RECORDS FOR THE EXERCISE START

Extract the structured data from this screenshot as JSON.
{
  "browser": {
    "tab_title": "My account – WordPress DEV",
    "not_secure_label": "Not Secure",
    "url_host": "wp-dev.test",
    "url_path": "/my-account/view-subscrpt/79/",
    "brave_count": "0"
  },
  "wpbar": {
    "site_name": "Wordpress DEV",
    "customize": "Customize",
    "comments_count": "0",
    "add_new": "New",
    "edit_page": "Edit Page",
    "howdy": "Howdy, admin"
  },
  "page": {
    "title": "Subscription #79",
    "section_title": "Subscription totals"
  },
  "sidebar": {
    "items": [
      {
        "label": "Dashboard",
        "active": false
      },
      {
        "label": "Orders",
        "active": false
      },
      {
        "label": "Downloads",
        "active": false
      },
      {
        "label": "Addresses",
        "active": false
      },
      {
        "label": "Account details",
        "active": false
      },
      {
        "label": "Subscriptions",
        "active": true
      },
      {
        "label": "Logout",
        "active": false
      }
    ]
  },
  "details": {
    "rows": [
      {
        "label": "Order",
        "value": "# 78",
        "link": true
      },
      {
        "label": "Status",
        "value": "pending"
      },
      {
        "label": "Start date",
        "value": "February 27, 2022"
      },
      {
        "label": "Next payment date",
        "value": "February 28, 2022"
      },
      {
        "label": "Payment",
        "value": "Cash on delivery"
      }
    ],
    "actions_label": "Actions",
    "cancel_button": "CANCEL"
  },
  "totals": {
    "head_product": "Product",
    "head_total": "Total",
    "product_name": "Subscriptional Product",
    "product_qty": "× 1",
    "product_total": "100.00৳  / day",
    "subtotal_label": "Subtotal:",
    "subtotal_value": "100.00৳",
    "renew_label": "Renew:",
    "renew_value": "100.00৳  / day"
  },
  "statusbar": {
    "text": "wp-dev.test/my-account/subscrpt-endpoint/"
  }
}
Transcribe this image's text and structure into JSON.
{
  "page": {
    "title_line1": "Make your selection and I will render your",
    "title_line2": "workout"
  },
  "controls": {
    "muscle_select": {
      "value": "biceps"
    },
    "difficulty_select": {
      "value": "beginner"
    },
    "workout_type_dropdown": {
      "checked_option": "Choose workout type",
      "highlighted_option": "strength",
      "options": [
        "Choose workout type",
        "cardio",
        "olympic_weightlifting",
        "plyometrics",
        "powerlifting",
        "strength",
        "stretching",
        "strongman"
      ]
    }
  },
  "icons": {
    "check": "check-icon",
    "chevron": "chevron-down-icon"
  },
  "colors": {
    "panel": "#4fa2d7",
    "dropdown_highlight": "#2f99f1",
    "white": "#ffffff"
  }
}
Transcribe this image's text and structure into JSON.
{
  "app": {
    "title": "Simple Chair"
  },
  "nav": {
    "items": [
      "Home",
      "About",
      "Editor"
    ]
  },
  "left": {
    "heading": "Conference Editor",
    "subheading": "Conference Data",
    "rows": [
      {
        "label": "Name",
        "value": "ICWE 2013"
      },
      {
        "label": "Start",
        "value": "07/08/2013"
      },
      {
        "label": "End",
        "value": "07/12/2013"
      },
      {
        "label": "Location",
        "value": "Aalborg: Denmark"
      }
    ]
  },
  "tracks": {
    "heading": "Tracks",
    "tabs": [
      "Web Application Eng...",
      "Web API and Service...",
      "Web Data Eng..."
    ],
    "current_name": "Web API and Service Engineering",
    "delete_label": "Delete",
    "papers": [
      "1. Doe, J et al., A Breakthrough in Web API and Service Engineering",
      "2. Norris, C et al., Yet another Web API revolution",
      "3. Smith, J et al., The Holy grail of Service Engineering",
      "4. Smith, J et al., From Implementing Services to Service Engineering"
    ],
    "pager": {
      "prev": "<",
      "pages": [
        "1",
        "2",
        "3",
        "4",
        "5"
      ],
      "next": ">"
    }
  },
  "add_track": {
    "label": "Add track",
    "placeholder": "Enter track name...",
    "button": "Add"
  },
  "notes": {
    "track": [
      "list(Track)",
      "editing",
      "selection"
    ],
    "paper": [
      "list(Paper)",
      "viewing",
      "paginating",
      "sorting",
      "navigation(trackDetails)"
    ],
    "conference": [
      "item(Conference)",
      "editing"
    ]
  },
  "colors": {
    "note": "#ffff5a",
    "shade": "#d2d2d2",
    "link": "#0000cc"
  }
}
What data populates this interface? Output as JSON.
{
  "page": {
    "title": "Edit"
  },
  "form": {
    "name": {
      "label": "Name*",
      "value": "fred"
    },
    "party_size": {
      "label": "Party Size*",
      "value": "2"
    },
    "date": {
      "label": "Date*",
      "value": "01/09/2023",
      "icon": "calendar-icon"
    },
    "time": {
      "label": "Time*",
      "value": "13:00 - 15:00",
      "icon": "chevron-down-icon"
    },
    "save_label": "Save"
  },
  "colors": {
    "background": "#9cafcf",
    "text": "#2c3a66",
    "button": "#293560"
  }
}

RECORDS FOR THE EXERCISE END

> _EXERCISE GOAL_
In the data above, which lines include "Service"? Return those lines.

> _ANSWER TO THIS EXERCISE_
      "Web API and Service...",
    "current_name": "Web API and Service Engineering",
      "1. Doe, J et al., A Breakthrough in Web API and Service Engineering",
      "3. Smith, J et al., The Holy grail of Service Engineering",
      "4. Smith, J et al., From Implementing Services to Service Engineering"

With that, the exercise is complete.